“I thought everyone was having this discussion,” the superintendent, Peter McWalters, said, referring to the district’s efforts to professionalize teaching.
But educators here quickly learned that they had reached an unprecedented agreement at a time when the nation was hungry for examples of school improvement.
In the past two years, dozens of journalists have visited the city to write about the “Rochester Experiment” and about the remarkably cordial relationship between Mr. McWalters and Adam Urbanski, president of the teachers’ union.
U.S. News & World Report is tracking the progress of the district’s initiatives in an ongoing series.
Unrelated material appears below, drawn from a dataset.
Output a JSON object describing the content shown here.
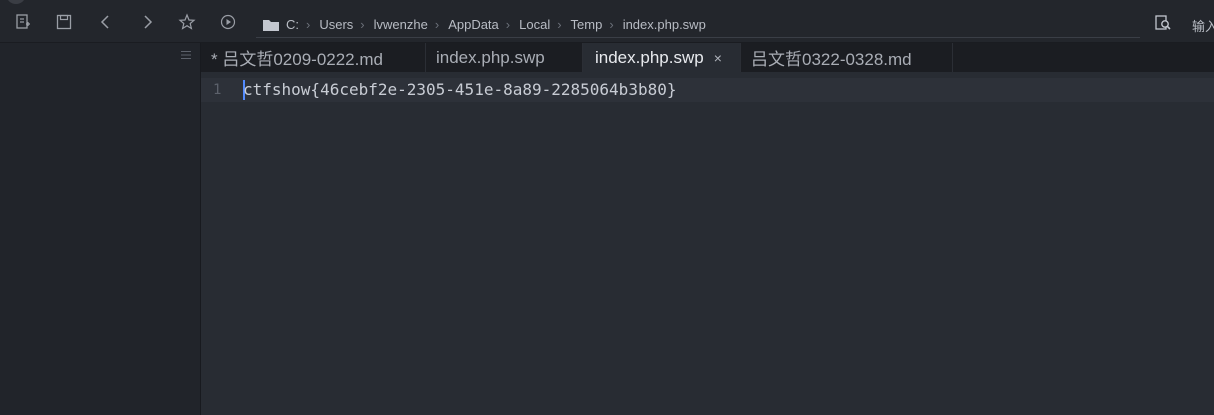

Publications as diverse as The Sacramento Bee, the London Daily Telegraph, and Working Mother magazine have described the district’s commitment to educating all its children.
Even President Bush visited Rochester in May to applaud the district’s efforts.
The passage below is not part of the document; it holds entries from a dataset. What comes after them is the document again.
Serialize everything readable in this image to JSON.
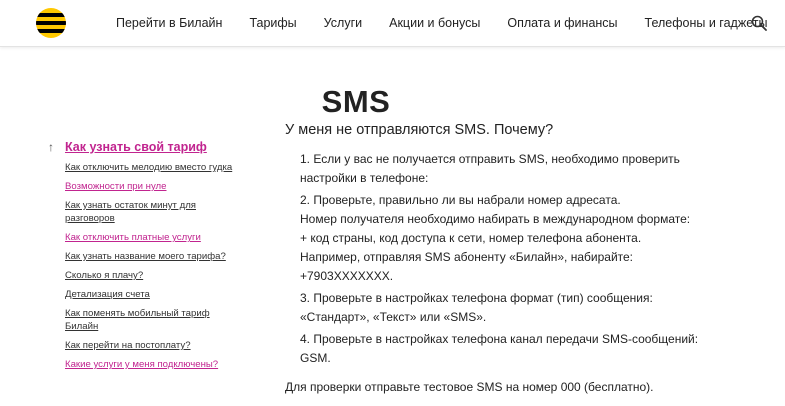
{
  "header": {
    "nav": [
      "Перейти в Билайн",
      "Тарифы",
      "Услуги",
      "Акции и бонусы",
      "Оплата и финансы",
      "Телефоны и гаджеты"
    ]
  },
  "page": {
    "title": "SMS"
  },
  "sidebar": {
    "current": "Как узнать свой тариф",
    "items": [
      {
        "label": "Как отключить мелодию вместо гудка",
        "color": "#333333"
      },
      {
        "label": "Возможности при нуле",
        "color": "#c1248f"
      },
      {
        "label": "Как узнать остаток минут для разговоров",
        "color": "#333333"
      },
      {
        "label": "Как отключить платные услуги",
        "color": "#c1248f"
      },
      {
        "label": "Как узнать название моего тарифа?",
        "color": "#333333"
      },
      {
        "label": "Сколько я плачу?",
        "color": "#333333"
      },
      {
        "label": "Детализация счета",
        "color": "#333333"
      },
      {
        "label": "Как поменять мобильный тариф Билайн",
        "color": "#333333"
      },
      {
        "label": "Как перейти на постоплату?",
        "color": "#333333"
      },
      {
        "label": "Какие услуги у меня подключены?",
        "color": "#c1248f"
      }
    ]
  },
  "content": {
    "question": "У меня не отправляются SMS. Почему?",
    "step1": "1. Если у вас не получается отправить SMS, необходимо проверить настройки в телефоне:",
    "step2": "2. Проверьте, правильно ли вы набрали номер адресата.",
    "step2_line2": "Номер получателя необходимо набирать в международном формате:",
    "step2_line3": "+ код страны, код доступа к сети, номер телефона абонента.",
    "step2_line4": "Например, отправляя SMS абоненту «Билайн», набирайте:",
    "step2_line5": "+7903XXXXXXX.",
    "step3": "3. Проверьте в настройках телефона формат (тип) сообщения: «Стандарт», «Текст» или «SMS».",
    "step4": "4. Проверьте в настройках телефона канал передачи SMS-сообщений: GSM.",
    "note": "Для проверки отправьте тестовое SMS на номер 000 (бесплатно)."
  },
  "colors": {
    "accent": "#c1248f",
    "logo_yellow": "#ffc800",
    "logo_black": "#000000"
  },
  "icons": {
    "logo": "beeline-logo",
    "search": "search-icon",
    "back": "arrow-up-icon"
  }
}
On a practical level, the stream of visitors has taken up countless hours of district employees’ time.
Thomas Gillett, who runs the district’s Career in Teaching program, has become an expert at knowing which teachers make “good interviews.’' Since August 1987, he has arranged “a couple dozen” meetings between reporters and teachers.
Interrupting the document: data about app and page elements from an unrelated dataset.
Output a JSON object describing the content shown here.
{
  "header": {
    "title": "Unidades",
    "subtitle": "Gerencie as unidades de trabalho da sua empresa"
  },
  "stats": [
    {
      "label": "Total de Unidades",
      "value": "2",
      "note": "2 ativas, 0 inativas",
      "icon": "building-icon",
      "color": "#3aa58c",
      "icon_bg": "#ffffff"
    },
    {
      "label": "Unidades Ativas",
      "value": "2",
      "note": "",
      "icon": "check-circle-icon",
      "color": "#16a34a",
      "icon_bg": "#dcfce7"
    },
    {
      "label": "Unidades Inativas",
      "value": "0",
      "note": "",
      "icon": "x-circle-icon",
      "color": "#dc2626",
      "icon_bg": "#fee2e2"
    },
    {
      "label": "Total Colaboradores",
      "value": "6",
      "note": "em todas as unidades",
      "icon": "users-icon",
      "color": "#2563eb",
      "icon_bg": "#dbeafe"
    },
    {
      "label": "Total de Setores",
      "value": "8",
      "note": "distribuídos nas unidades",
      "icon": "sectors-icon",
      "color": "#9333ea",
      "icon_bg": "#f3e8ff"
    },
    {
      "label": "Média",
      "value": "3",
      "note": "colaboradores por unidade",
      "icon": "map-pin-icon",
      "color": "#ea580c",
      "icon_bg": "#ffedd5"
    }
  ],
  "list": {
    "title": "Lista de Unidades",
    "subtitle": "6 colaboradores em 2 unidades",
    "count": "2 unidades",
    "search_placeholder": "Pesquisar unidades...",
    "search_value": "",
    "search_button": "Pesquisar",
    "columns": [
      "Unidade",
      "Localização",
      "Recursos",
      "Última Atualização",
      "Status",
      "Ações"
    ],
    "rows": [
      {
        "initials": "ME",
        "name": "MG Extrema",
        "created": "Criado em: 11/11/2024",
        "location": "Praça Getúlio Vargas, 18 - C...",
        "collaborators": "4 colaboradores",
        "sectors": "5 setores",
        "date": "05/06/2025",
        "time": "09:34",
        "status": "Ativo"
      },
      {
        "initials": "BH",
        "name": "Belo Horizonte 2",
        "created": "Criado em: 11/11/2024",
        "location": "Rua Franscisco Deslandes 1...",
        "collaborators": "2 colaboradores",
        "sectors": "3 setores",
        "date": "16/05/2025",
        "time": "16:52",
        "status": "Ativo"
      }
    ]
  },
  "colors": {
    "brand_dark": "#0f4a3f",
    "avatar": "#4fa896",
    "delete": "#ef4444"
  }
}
Focus on Salaries
Although increased teachers’ salaries were just one component of the city’s school-improvement drive, the raises quickly became the contract’s best-known element.
Some district officials say the result has been that the media have overblown the salary increases.
The contract gave all teachers a $4,500 increase in the first year and 11 percent raises in each of the next two years.
It is possible for teachers to earn up to $68,900. A teacher earning that amount would be at the top of the salary scale and would receive the maximum 20 percent bonus paid to lead teachers, who assume extra duties.
But “the truth is,” Mr. McWalters said, “that [top-earning] group is the group we’d never have picked” for lead-teaching positions.
Today, lead teachers in Rochester are paid an average of $47,000 a year, Mr. McWalters estimated, adding that, with bonuses, they receive about $55,000. Currently, the average Rochester teacher earns $45,774, compared with $32,651 when the contract was signed.
Rather than feeling overwhelmed by the attention, district officials say the scrutiny has been an advantage because it has solidified support for the initiatives.
Mr. McWalters, who decided early on to be as accessible as possible to the media, said the steady stream of reporters is “contributing to the pressure” to produce improvements.
“We have a history of being upfront and honest,” said Catherine Spoto, vice president of the board of education.
“I think we are very willing, as a district, to share our struggles in dealing with this kind of massive reform,” she added.
Rochester’s high profile also has attracted powerful allies to help the district refine its goals for school improvement.
The National Center on Education and the Economy--an independent, nonprofit organization interested in furthering school restructuring--located here in August of 1988 to provide “intellectual assistance” to the district and to the University of Rochester.
Marc S. Tucker, president of the center, recalls that “the publicity that came was an utter shock” to Mr. McWalters and Mr. Urbanski.
“They began to realize they had committed themselves to fundamental change,” Mr. Tucker said.
Perception vs. Reality
In addition to spending time with visitors, Rochester educators receive numerous requests to discuss their initiatives with school officials across the country.
Mr. McWalters and Mr. Urbanski have become a familiar team on the educational circuit.
Joanne Scully, the district’s director of school improvement, recently spent two days in Prince William County, Va., discussing school-based planning with educators eager to know about Rochester’s experiences.
When she returned, four messages were on her desk from other educators with questions.
But for teachers, principals, and parents struggling to apply the contract’s principles, there is a gap between public perception and everyday reality.
“The attention has been demoralizing for many people in the buildings,” Ms. Scully said, “because they are so aware of the disparity between what people think is happening here and where they are.”
“They think there’s some massive deception going on,” she said.
A version of this article appeared in the October 18, 1989 edition of Education Week as Historic Contract Puts City Under Nation’s Microscope